Task description: Copy out each line of the entries where the word "icon" is present.

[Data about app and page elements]

-*-*-

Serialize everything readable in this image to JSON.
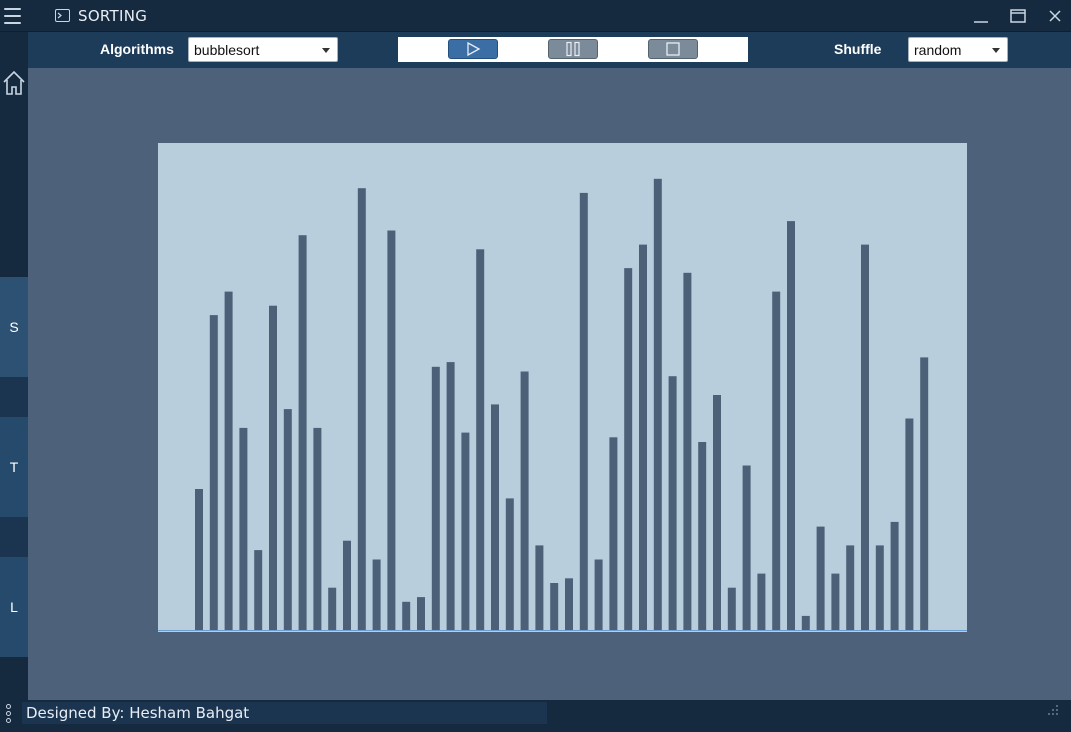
{
  "window": {
    "title": "SORTING",
    "icon": "terminal-icon",
    "controls": [
      "minimize-icon",
      "maximize-icon",
      "close-icon"
    ]
  },
  "toolbar": {
    "algorithms_label": "Algorithms",
    "algorithm_selected": "bubblesort",
    "shuffle_label": "Shuffle",
    "shuffle_selected": "random",
    "play_icon": "play-icon",
    "pause_icon": "pause-icon",
    "stop_icon": "stop-icon"
  },
  "sidebar": {
    "home_icon": "home-icon",
    "items": [
      {
        "label": "S"
      },
      {
        "label": "T"
      },
      {
        "label": "L"
      }
    ]
  },
  "footer": {
    "credit": "Designed By: Hesham Bahgat"
  },
  "colors": {
    "bar": "#4c6178",
    "chart_background": "#b9cedc",
    "baseline": "#6a9fd4",
    "play_button": "#3b6ea5",
    "inactive_button": "#7b8b99"
  },
  "chart_data": {
    "type": "bar",
    "title": "",
    "xlabel": "",
    "ylabel": "",
    "ylim": [
      0,
      100
    ],
    "values": [
      30,
      67,
      72,
      43,
      17,
      69,
      47,
      84,
      43,
      9,
      19,
      94,
      15,
      85,
      6,
      7,
      56,
      57,
      42,
      81,
      48,
      28,
      55,
      18,
      10,
      11,
      93,
      15,
      41,
      77,
      82,
      96,
      54,
      76,
      40,
      50,
      9,
      35,
      12,
      72,
      87,
      3,
      22,
      12,
      18,
      82,
      18,
      23,
      45,
      58
    ]
  }
}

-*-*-

Worked solution:
    "icon": "terminal-icon",
      "minimize-icon",
      "maximize-icon",
      "close-icon"
    "play_icon": "play-icon",
    "pause_icon": "pause-icon",
    "stop_icon": "stop-icon"
    "home_icon": "home-icon",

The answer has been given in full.